Refurbishing terminal tractors, boosting productivity



H. Önder Türker, Portunus Port Spares & Services, Istanbul, Turkey


Staying competitive

When DP World Aden Port decided to upgrade and refurbish their tractor fleet, they selected Portunus Port Spares and Service from Turkey for the job.

The aim of the upgrade was to ensure that the terminal was well equipped to service larger vessels, and that trailered cargo was handled efficiently. By doing so, they would increase their handling capacity, and meet the needs and demands placed by these vessels. Many terminal operators have seen the impact the larger vessels place on terminal equipment, and hence it is critical to have a fleet that is capable of operating in a tough time-sensitive environment. Raising the capability through performance and reliability of the terminal yard equipment can sometimes mean having the advantage over the neighboring competition.

The project at DP World Aden Port

The procedure involved taking 15 tractors back to the Portunus workshop in Turkey. Once the prime movers were dismantled into their components, all wiring and pneumatic hoses were removed, and hydraulic and fuel oil completely drained. They were then inspected to ensure thorough analysis and assessment of the full extent of the work required. This was to establish what was worn out or damaged. The other aspect was to determine whether the mainframe or structure had sufficient structural integrity to accommodate the necessary changes, and have years of good service life. Work began and repairs were performed on the following:

• Mudguards, mudguards holders and damages to bumpers
• Battery and battery holder brackets
• Cracks and dents on fuel tanks
• Platforms, ladders and cabin door locks
• Exhaust pipes.

The company replaced the wheel hub and universal joint bearings; as well as the hub, steering gearbox, cabin glass and door rubber seals, O rings, planetary cover O rings, king pin bushings and DPT spindle knuckles.

Accelerator cable and deteriorated wires or cable were replaced with appropriately sized wires in the electrical system, and secured in position with cable-ties and clamps. The engine’s rubber mountings and bolts were changed, as well as the unusable axle bolt; flexible plate, leaf spring, pin, bushings, steering linkage and ball-joint.

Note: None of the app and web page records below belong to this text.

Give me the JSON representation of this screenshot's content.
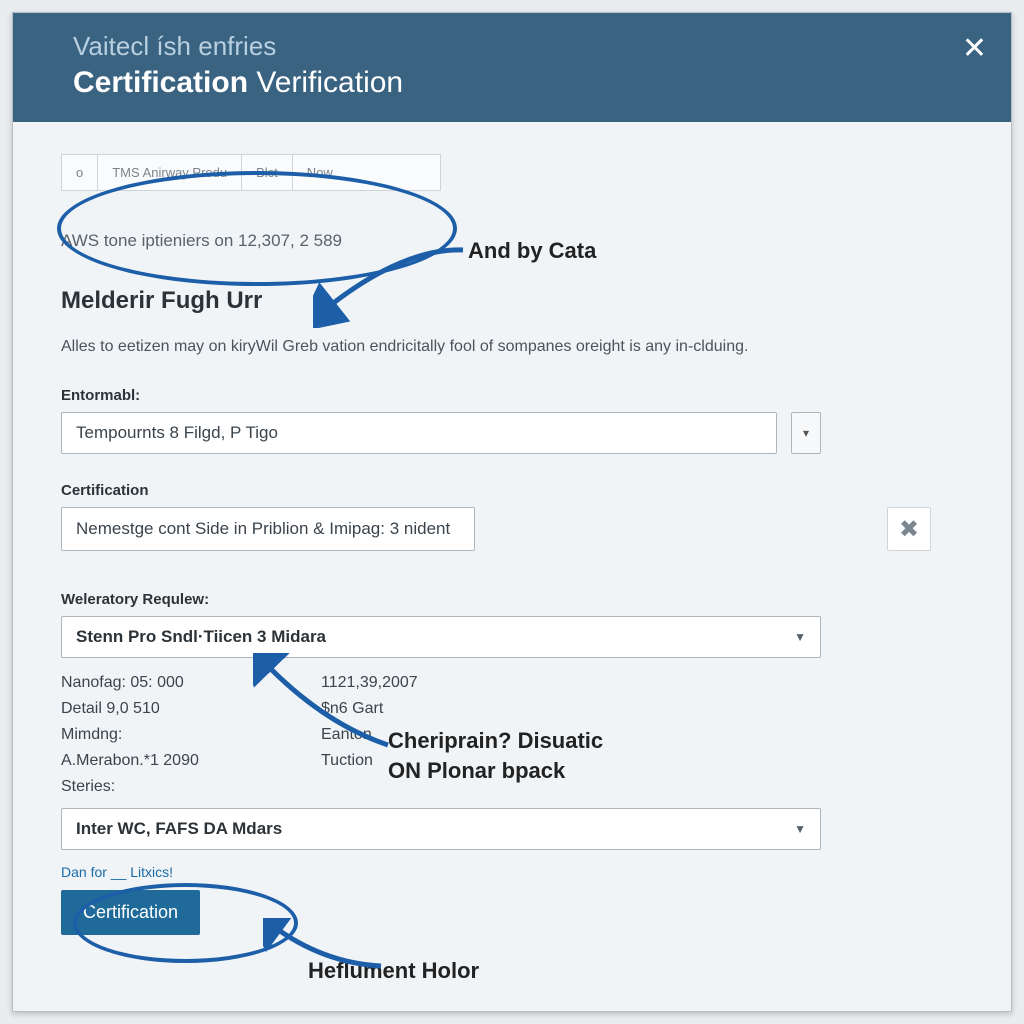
{
  "titlebar": {
    "subtitle": "Vaitecl ísh enfries",
    "title_bold": "Certification",
    "title_rest": " Verification"
  },
  "tabs": {
    "t0": "o",
    "t1": "TMS Anirway Produ",
    "t2": "Blct",
    "t3": "Now"
  },
  "info_line": "AWS tone iptieniers on 12,307, 2 589",
  "section_heading": "Melderir Fugh Urr",
  "description": "Alles to eetizen may on kiryWil Greb vation endricitally fool of sompanes oreight is any in-clduing.",
  "field1": {
    "label": "Entormabl:",
    "value": "Tempournts 8 Filgd, P Tigo"
  },
  "field2": {
    "label": "Certification",
    "value": "Nemestge cont Side in Priblion & Imipag: 3 nident"
  },
  "select_group": {
    "label": "Weleratory Requlew:",
    "value": "Stenn Pro Sndl·Tiicen 3 Midara"
  },
  "details": {
    "r0": {
      "lab": "Nanofag: 05: 000",
      "val": "1121,39,2007"
    },
    "r1": {
      "lab": "Detail 9,0 510",
      "val": "$n6 Gart"
    },
    "r2": {
      "lab": "Mimdng:",
      "val": "Eanton"
    },
    "r3": {
      "lab": "A.Merabon.*1 2090",
      "val": "Tuction"
    },
    "r4": {
      "lab": "Steries:",
      "val": ""
    }
  },
  "select2": "Inter WC, FAFS DA Mdars",
  "link": "Dan for __ Litxics!",
  "primary_button": "Certification",
  "annotations": {
    "a1": "And by Cata",
    "a2": "Cheriprain? Disuatic",
    "a3": "ON Plonar bpack",
    "a4": "Heflument Holor"
  }
}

Air hoses in the pneumatic system, filter element and damaged fittings were all repaired or replaced too.

The Allison Transmission and Cummins 6BTA Engine were both completely overhauled. Brake linings were changed where there was excessive wear. Brake chambers, and differential and brakes assembly were reconditioned, as were the quick-release, drain and treadle valves; the driver seat cushion, the propeller shaft, radiator and complete air-conditioning system.

Water, oil and hydraulic hoses and hose clips were all replaced, as were the secondary water tank and radiator pressure caps. Fuses, relays, switches, lamps, faulty gauges, faulty horns, cabin roofs and interior heat insulation were all checked and replaced as necessary.

Finally, engineers checked the tires, replaced wheel bolts and nuts, checked the condition of rims and the exhaust silencer, cabin, spotlights and air tanks.

Upon completion, Portunus engineers went on to carry a function test on the operating system to ensure all was in working order.

These tractors are now equipped with enough power to handle these demanding handling applications. Terminal operators can take advantage of these modifications and upgrades, as they enable the use of the latest technologies to improve machine performance and reliability. This helps to increase the availability of spare parts, making them easily serviceable. Other notable benefits are savings in fuel consumption, and the reduction of emissions from the exhaust. This increases equipment availability, ensuring maximum uptime, minimum downtime and shor t mean-time-to-repair – boosting productivity.

Minimizing the total cost of ownership

For a growing terminal, one of the foremost factors and a critical element in the operation of these tractors is safety. It helps terminal operators comply with local and international operational safety regulations, and evaluate safety risks in. In order to achieve that, all systems and components must be fully functional to provide an acceptable level of operational safety for the machine, the dr iver, other workers and the terminal environment.

When all tractors are in unison, providing uniform performance, terminal operators also benefit from an economical low-maintenance fleet, which goes some way towards helping improve their profit margins in these slow economic times.

Cookie Policy. This website uses cookies to ensure you get the best experience on our website.